From the base of the Scenic Railway we walked along the new(ish) boardwalk until the dirt track turn off to Ruined Castle, Golden Stairs and Landslide.
The first part of the track before the Landslide is straight forward. However, when the main fork is reached the lower one needs to be taken or you'll end up against the rock face near Malita Point. The track also cut directly through one of the coal seams in the area. The Scenic Railway was in fact built to service the mines down in the valley long before it became the tourist attraction it is now. When the mines closed up, the railway remained and continues to operate to this day. The base of the railway now has lots of exhibits and signs talking about the old mining days. If you've never been down that way before its certainly worth a look.
I also found what looks like an old mine air shaft between the Landslide and the Golden Stairs. I grabbed the torch and had a quick look in the entrance and found the cutting was almost a prefect rectangle continuing dead straight into the rock for as far as I could see. I would love to know more details if anyone out there has some knowledge about what it is and what shafts in the mountain it connects to.
I should add here just in case someone is dumb enough to get silly ideas. Mine shafts are not something that should be explored. They can be highly unstable and a real death trap for the inexperienced.
Next we came to the Landslide, which I have to say isn't the nicest of walking.
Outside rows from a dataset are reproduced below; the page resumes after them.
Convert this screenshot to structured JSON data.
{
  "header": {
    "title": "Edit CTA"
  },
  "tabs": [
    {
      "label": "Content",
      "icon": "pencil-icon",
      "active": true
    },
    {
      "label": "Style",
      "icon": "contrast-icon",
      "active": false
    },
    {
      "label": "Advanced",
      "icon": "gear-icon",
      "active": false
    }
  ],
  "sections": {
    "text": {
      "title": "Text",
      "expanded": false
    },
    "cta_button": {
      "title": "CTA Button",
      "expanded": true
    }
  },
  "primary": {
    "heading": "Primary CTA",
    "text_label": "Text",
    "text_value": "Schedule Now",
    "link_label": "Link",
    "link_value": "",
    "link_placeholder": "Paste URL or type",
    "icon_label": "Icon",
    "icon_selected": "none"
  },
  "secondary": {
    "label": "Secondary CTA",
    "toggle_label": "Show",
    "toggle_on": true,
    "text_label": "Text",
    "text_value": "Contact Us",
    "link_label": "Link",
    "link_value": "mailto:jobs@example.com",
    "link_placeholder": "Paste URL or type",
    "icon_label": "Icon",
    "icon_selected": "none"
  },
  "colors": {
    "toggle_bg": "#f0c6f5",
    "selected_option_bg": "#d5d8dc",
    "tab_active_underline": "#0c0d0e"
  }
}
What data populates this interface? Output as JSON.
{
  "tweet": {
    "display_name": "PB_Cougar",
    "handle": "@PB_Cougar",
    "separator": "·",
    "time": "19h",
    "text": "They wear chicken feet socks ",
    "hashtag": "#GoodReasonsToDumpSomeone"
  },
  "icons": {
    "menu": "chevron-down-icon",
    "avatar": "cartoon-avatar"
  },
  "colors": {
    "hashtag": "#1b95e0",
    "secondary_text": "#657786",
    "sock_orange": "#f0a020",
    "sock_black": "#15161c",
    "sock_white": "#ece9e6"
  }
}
Its a lot of small loose rocks which is all too easy to slip on. The path over the rock pile is sign posted with arrows and yellow panted stakes in the ground however inexperienced walkers do need to be careful, its easy to miss a few.
Once we were past the landslide its mostly flat walk, past the bottom of the Golden Stairs until the turn off to Ruined Castle. The turn off is signposted with the other track continuing on to Mt Solitary. The track up to Ruined Castle was a bit of a killer! It's got a serious climb that lasts for probably 1KM. Once past this it's mostly flat across the ridge to the castle.
From the bottom of the rocks which make up the Ruined Castle, is a short climb to the top of the rocks for the view.
Ruined Castle itself is well worth the walk, the 360 degree views over the Jamison valley are a real treat.
The walk back was uneventful aside from us all starting to get tired and that Landslide rock pile seeming harder on the way back! Once back at the scenic railway, we walked back up the Furber steps to the car park as we'd missed the last train out. It was starting to get dark around this time (about 6PM) but there was enough light to see us out of the valley, although we did have torches just in case we got caught. We got out of the valley, three very tired and sore walkers!
All up, we covered somewhere between 20 and 24KMs in around 6 hours which I think isn't bad going for one day!
I highly recommend the walk, although you may want to cut the distance down a bit by skipping the Giant Staircase and getting the Scenic Railway down, unless you're after a real workout. However, unless you have at least one experienced leader in the group, I wouldn't recommend the walk as it is not a walk to be taken lightly.
The Blue Mountains website grades the walk as for experienced walkers only and says the following:
"Experienced walkers only - High level of fitness and navigational skill required, minimum 3 in group. Advise friends or police of route and destination times".
I don't really agree with the navigational part unless they class reading signs as that. Either way, treat the walk with respect and make sure you have plenty of water as there isn't any to be found that's safe to drink on the walk itself.